My grandfather was an amateur artist. He painted in oils and watercolors and my mother’s house had many of his paintings hanging in it. My brother, when he was in college, began studying photography and taking pictures of landscapes in his travels. When I was in college I took up charcoal drawing and did several pieces for classes and also for fun.
My mother decided that she wanted to decorate one of the walls in her house with the works of my grandfather, my brother and me. She hung her favorite painting by my grandfather on a wall and then asked both my brother and me for a framed work to hang alongside the painting. We each gave my mother what she requested. My brother gave her a very nice picture of a mountain stream and I took to work on a view of a building on the campus of the University of Florida.
I worked hard on the drawing and was determined to get it done and framed by her birthday. For years it hung prominently in the living room of my mother’s house and each time I visited I was faced with it. I say faced with it because I worked so hard to get it done that I overlooked many problems with the drawing. The composition was bad, the perspective was wrong, the technique was varied and uneven. It was just a bad drawing. After seeing it on several visits I finally told my mother how bad I thought it was. She told me that she loved it; I had drawn it especially for her, I had worked hard on it and she was honored to have it hang in her living room.
After that, whenever I visited her I was faced with a terrible drawing but I was also faced with the love and grace that can look at an imperfect gift and see a perfect offering. You know, perfection is a funny thing. We often expect it out of ourselves and others but we rarely attain it. One definition of perfection is a¸ state of completion. We live in a world that is not complete. We live as people who are still in the process of becoming. Therefore, by definition, we are imperfect people and we always will be.

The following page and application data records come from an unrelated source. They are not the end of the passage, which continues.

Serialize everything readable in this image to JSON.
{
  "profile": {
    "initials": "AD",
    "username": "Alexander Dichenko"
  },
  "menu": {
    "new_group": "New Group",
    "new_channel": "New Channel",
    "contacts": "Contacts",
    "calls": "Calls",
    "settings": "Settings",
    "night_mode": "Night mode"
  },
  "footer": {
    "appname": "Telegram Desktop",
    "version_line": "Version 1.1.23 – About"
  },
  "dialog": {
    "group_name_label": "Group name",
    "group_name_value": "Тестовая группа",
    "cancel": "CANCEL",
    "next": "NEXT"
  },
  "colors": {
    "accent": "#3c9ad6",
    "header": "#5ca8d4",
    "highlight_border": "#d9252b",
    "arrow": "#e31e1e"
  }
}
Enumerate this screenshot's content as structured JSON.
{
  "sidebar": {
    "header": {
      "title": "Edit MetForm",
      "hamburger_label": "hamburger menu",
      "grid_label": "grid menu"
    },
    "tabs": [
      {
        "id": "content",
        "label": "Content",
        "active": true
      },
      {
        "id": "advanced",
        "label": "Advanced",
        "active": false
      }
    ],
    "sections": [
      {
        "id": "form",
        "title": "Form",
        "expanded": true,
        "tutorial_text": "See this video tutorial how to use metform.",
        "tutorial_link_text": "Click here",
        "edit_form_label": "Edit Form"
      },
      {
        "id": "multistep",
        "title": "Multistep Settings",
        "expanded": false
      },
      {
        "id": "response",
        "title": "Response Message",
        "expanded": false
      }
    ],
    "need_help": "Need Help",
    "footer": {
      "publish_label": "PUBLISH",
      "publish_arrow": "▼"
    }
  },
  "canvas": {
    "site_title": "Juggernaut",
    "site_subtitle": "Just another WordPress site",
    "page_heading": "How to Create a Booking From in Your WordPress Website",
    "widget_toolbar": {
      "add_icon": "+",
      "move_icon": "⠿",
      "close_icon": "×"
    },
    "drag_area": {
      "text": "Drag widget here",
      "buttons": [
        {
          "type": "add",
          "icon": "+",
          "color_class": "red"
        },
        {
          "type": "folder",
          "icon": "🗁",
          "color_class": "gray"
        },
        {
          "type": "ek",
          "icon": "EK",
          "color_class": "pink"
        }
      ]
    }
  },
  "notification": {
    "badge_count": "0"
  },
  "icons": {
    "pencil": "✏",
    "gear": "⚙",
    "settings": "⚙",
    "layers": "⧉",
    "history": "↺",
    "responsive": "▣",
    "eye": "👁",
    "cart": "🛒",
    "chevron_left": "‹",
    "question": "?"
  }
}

This morning Jesus tells us a parable about the process towards completion or perfection. A man sows wheat but tares also grow up alongside his wheat. Instead of ripping out the tares and taking the risk of uprooting his wheat he decides to let the two grow side by side and to separate them at the harvest.
Now at first glance this may seem to be a parable about the final judgment; the time when those faithful to God will be separated from those who are not faithful to God. Certainly there is that aspect to this story but it is also a parable of grace.
As we focus on the image of separating the wheat from the tares we lose the image of the man’s patience who would let the tares grow among the wheat until the harvest. Deep within our hearts we each have wheat and tares growing. The process towards perfection is deciding which to nurture.
Perfection, in the Christian life, is not so much about being perfect but overcoming imperfection within our lives. The issue for a faithful Christian, in all honesty, is more about perseverance rather than perfection. The tares were left alongside the wheat. We are left in a broken world. We are healed and yet broken people. We are, in ourselves, both wheat and tares.
Do not despair your temptations or your imperfections; they are simply the shadows made by the light of Christ in our lives.
Notice at the end of the parable Jesus does not say that evildoers alone will be separated from the righteous but all the causes of sin. That tells us that even to the end we will be battling against our shortcomings. The grace of Jesus Christ is that our brokenness does not keep us from him. The tares did not keep the wheat from growing and thriving or from being wheat; neither will the tares in our heart choke out the wheat if we continues to nourish the wheat.
I had a friend in college who used to wear a pin that said, “Be patient, God is not finished with me yet.” God’s patience and love is such that He does not seek to destroy us but to build us up. God does not want to condemn us but transform us into his likeness. I wonder, how many times do we separate ourselves from God believing that we are not worthy? But we are worthy. We are not perfect but we are worthy of God’s love. To act, speak or believe that we are not, is perhaps the most insidious and destructive sin that we can commit.
If we were not worthy of God’s love would he have come among us and lived and died for us? God did not redeem us because he had to but because he longed to do so.
My mother loved her drawing. The biggest problem with the drawing was that it was unfinished; it was not complete. It hung on her wall as if it were in a gallery when it should still have been on an easel.
Today we are called to offer up our own lives not as completed compositions but as works in progress. Though we have hearts full of tares, God wants them. Though we have lives full of sin, God wants them. Though we may not even want ourselves, God wants us. Today we are called to give our imperfect lives to God for they are truly perfect offerings.